Even though I stepped out of the pulpit full-time, I still proudly wear the badge of Christ first and foremost. Honestly, I do not know how someone can do this job and not trust the Lord. How can a cop watch a kid with two large knives coming toward him or walk into a burning house without having any trust in the One who sustains our lives?
My New Testament rides in the front seat of my patrol car always. I read it and keep it dear to my heart. It would be easy to allow the stresses and temptations associated with this job to just completely take over my life. This is why the Word of God is so precious to me. It is my guiding light.
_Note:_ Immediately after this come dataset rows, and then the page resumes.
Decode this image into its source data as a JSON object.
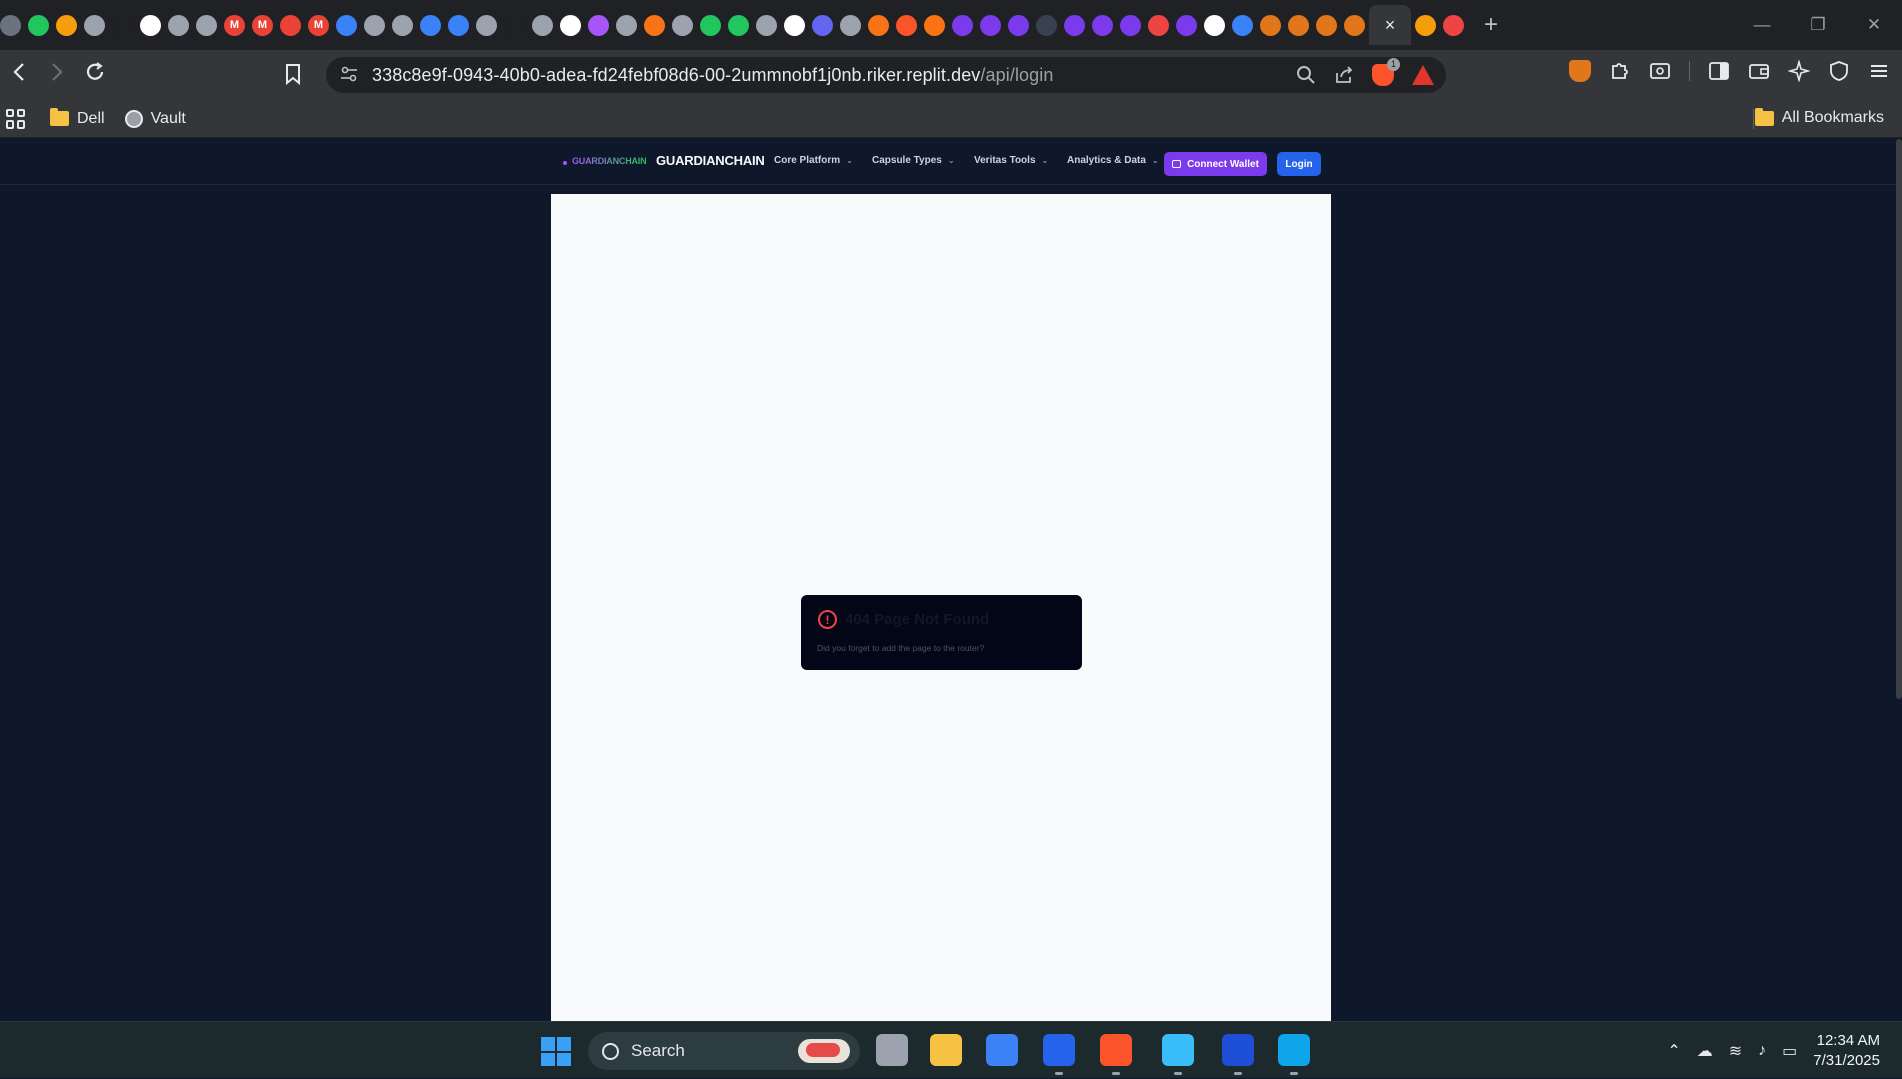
{
  "browser": {
    "tabs_count_note_hidden": "",
    "active_tab_close": "×",
    "new_tab": "+",
    "window_controls": {
      "minimize": "—",
      "restore": "❐",
      "close": "✕"
    },
    "url": {
      "host": "338c8e9f-0943-40b0-adea-fd24febf08d6-00-2ummnobf1j0nb.riker.replit.dev",
      "path": "/api/login"
    },
    "brave_shield_badge": "1",
    "bookmarks": [
      {
        "label": "Dell",
        "icon": "folder-icon"
      },
      {
        "label": "Vault",
        "icon": "globe-icon"
      }
    ],
    "all_bookmarks": "All Bookmarks",
    "tab_favicons": [
      {
        "c": "#6b7280",
        "t": ""
      },
      {
        "c": "#22c55e",
        "t": ""
      },
      {
        "c": "#f59e0b",
        "t": ""
      },
      {
        "c": "#9ca3af",
        "t": ""
      },
      {
        "c": "#202124",
        "t": ""
      },
      {
        "c": "#ffffff",
        "t": ""
      },
      {
        "c": "#9ca3af",
        "t": ""
      },
      {
        "c": "#9ca3af",
        "t": ""
      },
      {
        "c": "#ea4335",
        "t": "M"
      },
      {
        "c": "#ea4335",
        "t": "M"
      },
      {
        "c": "#ea4335",
        "t": ""
      },
      {
        "c": "#ea4335",
        "t": "M"
      },
      {
        "c": "#3b82f6",
        "t": ""
      },
      {
        "c": "#9ca3af",
        "t": ""
      },
      {
        "c": "#9ca3af",
        "t": ""
      },
      {
        "c": "#3b82f6",
        "t": ""
      },
      {
        "c": "#3b82f6",
        "t": ""
      },
      {
        "c": "#9ca3af",
        "t": ""
      },
      {
        "c": "#202124",
        "t": ""
      },
      {
        "c": "#9ca3af",
        "t": ""
      },
      {
        "c": "#ffffff",
        "t": ""
      },
      {
        "c": "#a855f7",
        "t": ""
      },
      {
        "c": "#9ca3af",
        "t": ""
      },
      {
        "c": "#f97316",
        "t": ""
      },
      {
        "c": "#9ca3af",
        "t": ""
      },
      {
        "c": "#22c55e",
        "t": ""
      },
      {
        "c": "#22c55e",
        "t": ""
      },
      {
        "c": "#9ca3af",
        "t": ""
      },
      {
        "c": "#ffffff",
        "t": ""
      },
      {
        "c": "#6366f1",
        "t": ""
      },
      {
        "c": "#9ca3af",
        "t": ""
      },
      {
        "c": "#f97316",
        "t": ""
      },
      {
        "c": "#fb542b",
        "t": ""
      },
      {
        "c": "#f97316",
        "t": ""
      },
      {
        "c": "#7c3aed",
        "t": ""
      },
      {
        "c": "#7c3aed",
        "t": ""
      },
      {
        "c": "#7c3aed",
        "t": ""
      },
      {
        "c": "#374151",
        "t": ""
      },
      {
        "c": "#7c3aed",
        "t": ""
      },
      {
        "c": "#7c3aed",
        "t": ""
      },
      {
        "c": "#7c3aed",
        "t": ""
      },
      {
        "c": "#ef4444",
        "t": ""
      },
      {
        "c": "#7c3aed",
        "t": ""
      },
      {
        "c": "#ffffff",
        "t": ""
      },
      {
        "c": "#3b82f6",
        "t": ""
      },
      {
        "c": "#e2761b",
        "t": ""
      },
      {
        "c": "#e2761b",
        "t": ""
      },
      {
        "c": "#e2761b",
        "t": ""
      },
      {
        "c": "#e2761b",
        "t": ""
      },
      {
        "c": "#f59e0b",
        "t": ""
      },
      {
        "c": "#ef4444",
        "t": ""
      }
    ]
  },
  "app": {
    "brand_small": "GUARDIANCHAIN",
    "brand_big": "GUARDIANCHAIN",
    "menus": [
      {
        "label": "Core Platform"
      },
      {
        "label": "Capsule Types"
      },
      {
        "label": "Veritas Tools"
      },
      {
        "label": "Analytics & Data"
      }
    ],
    "connect_wallet": "Connect Wallet",
    "login": "Login",
    "error": {
      "title": "404 Page Not Found",
      "description": "Did you forget to add the page to the router?"
    }
  },
  "taskbar": {
    "search_label": "Search",
    "time": "12:34 AM",
    "date": "7/31/2025"
  },
  "colors": {
    "page_bg": "#0f172a",
    "accent_purple": "#7c3aed",
    "accent_blue": "#2563eb",
    "error_red": "#ef4444"
  }
}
When I graduated the academy and started my FTO phase, there was a man at church who sat me down with him on the front bench in the auditorium after services one Sunday night. He told me that he did not know how I could do the work of a cop and still be a Christian. My question to him was how can I do the work of a cop and NOT be a Christian? I rely upon my God daily when I strap my bullet proof vest and gun on. I trust that He will bring me home to see my family at night. But as a Christian, I also trust that if He allows my life to be taken at work, he will bring me home to Heaven to see my spiritual and eternal family. People ask me if I am scared to work the housing projects and to answer these calls that I do. When I really think about it, how can I be scared? What do these people with whom I work daily have over me that God cannot conquer? Nothing! God has already shown me through Jesus that He has power over death. I know, therefore, that He has the power to raise me from the dead and bring me home to Heaven. I live my life trusting the Lord and I go to work trusting in the Lord. Therefore, I will die trusting the Lord. Do I want to die now and leave my son to be raised by this world as a fatherless child? God forbid! Do I want to die now to leave my wife with the grief and responsibility of a single parent and widow? No! However, if I do die in my job, my family knows that I have lived my life to die. They know that I long for the day to meet my maker. They know that I will spend eternity with Him who gives life.
You see, I come to work and show evil what courage looks like. I look at evil in its face and then slap handcuffs on it—all the while I am doing it with a smile and a courteous word. I drive the scum of society to the jail and sing church hymns or play the Bible on CD for them while in route. This badge will always represent courage and character for me, but I wear the badge of Christ first, and my brass badge second. It’s not easy being a Christian and a cop, but I determine daily that I will do it. Christ gives me hope, comfort, and peace and guides me through the paths of righteousness. With His hand, I can and will conquer.
Praise to the Lord!
Officer Kyle Moses